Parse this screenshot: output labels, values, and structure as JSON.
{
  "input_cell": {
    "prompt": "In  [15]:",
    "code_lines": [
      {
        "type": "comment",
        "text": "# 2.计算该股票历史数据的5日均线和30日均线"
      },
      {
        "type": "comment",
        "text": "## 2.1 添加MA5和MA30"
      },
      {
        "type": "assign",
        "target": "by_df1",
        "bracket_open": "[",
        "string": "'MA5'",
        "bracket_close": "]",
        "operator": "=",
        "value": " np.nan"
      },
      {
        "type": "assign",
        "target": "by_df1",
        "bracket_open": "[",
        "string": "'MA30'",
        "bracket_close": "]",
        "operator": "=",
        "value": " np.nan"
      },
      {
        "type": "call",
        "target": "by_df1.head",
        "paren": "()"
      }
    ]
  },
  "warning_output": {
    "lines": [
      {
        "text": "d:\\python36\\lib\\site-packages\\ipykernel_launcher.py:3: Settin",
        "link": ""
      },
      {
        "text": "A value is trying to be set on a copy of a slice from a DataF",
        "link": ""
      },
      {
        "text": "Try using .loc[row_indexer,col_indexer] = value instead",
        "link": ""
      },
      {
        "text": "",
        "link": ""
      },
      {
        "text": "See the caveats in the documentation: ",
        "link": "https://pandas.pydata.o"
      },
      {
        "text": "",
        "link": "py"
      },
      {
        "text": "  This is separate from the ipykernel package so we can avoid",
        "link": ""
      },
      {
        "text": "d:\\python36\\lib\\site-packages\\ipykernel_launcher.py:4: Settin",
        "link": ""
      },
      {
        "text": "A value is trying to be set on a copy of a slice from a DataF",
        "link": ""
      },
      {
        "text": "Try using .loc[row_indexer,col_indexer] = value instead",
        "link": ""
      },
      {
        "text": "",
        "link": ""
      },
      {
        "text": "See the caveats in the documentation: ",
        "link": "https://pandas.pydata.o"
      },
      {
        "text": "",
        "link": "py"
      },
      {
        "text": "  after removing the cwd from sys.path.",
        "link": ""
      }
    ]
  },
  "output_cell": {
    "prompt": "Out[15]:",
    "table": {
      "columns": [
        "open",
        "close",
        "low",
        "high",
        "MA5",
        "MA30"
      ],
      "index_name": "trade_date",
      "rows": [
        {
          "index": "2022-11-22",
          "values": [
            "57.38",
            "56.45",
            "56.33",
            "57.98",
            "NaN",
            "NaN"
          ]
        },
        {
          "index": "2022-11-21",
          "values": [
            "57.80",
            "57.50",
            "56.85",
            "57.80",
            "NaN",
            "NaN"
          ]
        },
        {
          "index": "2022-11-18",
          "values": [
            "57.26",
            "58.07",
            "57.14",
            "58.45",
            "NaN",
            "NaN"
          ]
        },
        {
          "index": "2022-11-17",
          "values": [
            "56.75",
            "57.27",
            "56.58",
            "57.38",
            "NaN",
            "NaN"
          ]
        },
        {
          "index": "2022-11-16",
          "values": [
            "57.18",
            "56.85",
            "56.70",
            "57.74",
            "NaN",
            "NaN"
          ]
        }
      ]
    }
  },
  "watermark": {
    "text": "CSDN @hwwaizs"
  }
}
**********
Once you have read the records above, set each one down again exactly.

Answer space:
Parse this screenshot: output labels, values, and structure as JSON.
{
  "input_cell": {
    "prompt": "In  [15]:",
    "code_lines": [
      {
        "type": "comment",
        "text": "# 2.计算该股票历史数据的5日均线和30日均线"
      },
      {
        "type": "comment",
        "text": "## 2.1 添加MA5和MA30"
      },
      {
        "type": "assign",
        "target": "by_df1",
        "bracket_open": "[",
        "string": "'MA5'",
        "bracket_close": "]",
        "operator": "=",
        "value": " np.nan"
      },
      {
        "type": "assign",
        "target": "by_df1",
        "bracket_open": "[",
        "string": "'MA30'",
        "bracket_close": "]",
        "operator": "=",
        "value": " np.nan"
      },
      {
        "type": "call",
        "target": "by_df1.head",
        "paren": "()"
      }
    ]
  },
  "warning_output": {
    "lines": [
      {
        "text": "d:\\python36\\lib\\site-packages\\ipykernel_launcher.py:3: Settin",
        "link": ""
      },
      {
        "text": "A value is trying to be set on a copy of a slice from a DataF",
        "link": ""
      },
      {
        "text": "Try using .loc[row_indexer,col_indexer] = value instead",
        "link": ""
      },
      {
        "text": "",
        "link": ""
      },
      {
        "text": "See the caveats in the documentation: ",
        "link": "https://pandas.pydata.o"
      },
      {
        "text": "",
        "link": "py"
      },
      {
        "text": "  This is separate from the ipykernel package so we can avoid",
        "link": ""
      },
      {
        "text": "d:\\python36\\lib\\site-packages\\ipykernel_launcher.py:4: Settin",
        "link": ""
      },
      {
        "text": "A value is trying to be set on a copy of a slice from a DataF",
        "link": ""
      },
      {
        "text": "Try using .loc[row_indexer,col_indexer] = value instead",
        "link": ""
      },
      {
        "text": "",
        "link": ""
      },
      {
        "text": "See the caveats in the documentation: ",
        "link": "https://pandas.pydata.o"
      },
      {
        "text": "",
        "link": "py"
      },
      {
        "text": "  after removing the cwd from sys.path.",
        "link": ""
      }
    ]
  },
  "output_cell": {
    "prompt": "Out[15]:",
    "table": {
      "columns": [
        "open",
        "close",
        "low",
        "high",
        "MA5",
        "MA30"
      ],
      "index_name": "trade_date",
      "rows": [
        {
          "index": "2022-11-22",
          "values": [
            "57.38",
            "56.45",
            "56.33",
            "57.98",
            "NaN",
            "NaN"
          ]
        },
        {
          "index": "2022-11-21",
          "values": [
            "57.80",
            "57.50",
            "56.85",
            "57.80",
            "NaN",
            "NaN"
          ]
        },
        {
          "index": "2022-11-18",
          "values": [
            "57.26",
            "58.07",
            "57.14",
            "58.45",
            "NaN",
            "NaN"
          ]
        },
        {
          "index": "2022-11-17",
          "values": [
            "56.75",
            "57.27",
            "56.58",
            "57.38",
            "NaN",
            "NaN"
          ]
        },
        {
          "index": "2022-11-16",
          "values": [
            "57.18",
            "56.85",
            "56.70",
            "57.74",
            "NaN",
            "NaN"
          ]
        }
      ]
    }
  },
  "watermark": {
    "text": "CSDN @hwwaizs"
  }
}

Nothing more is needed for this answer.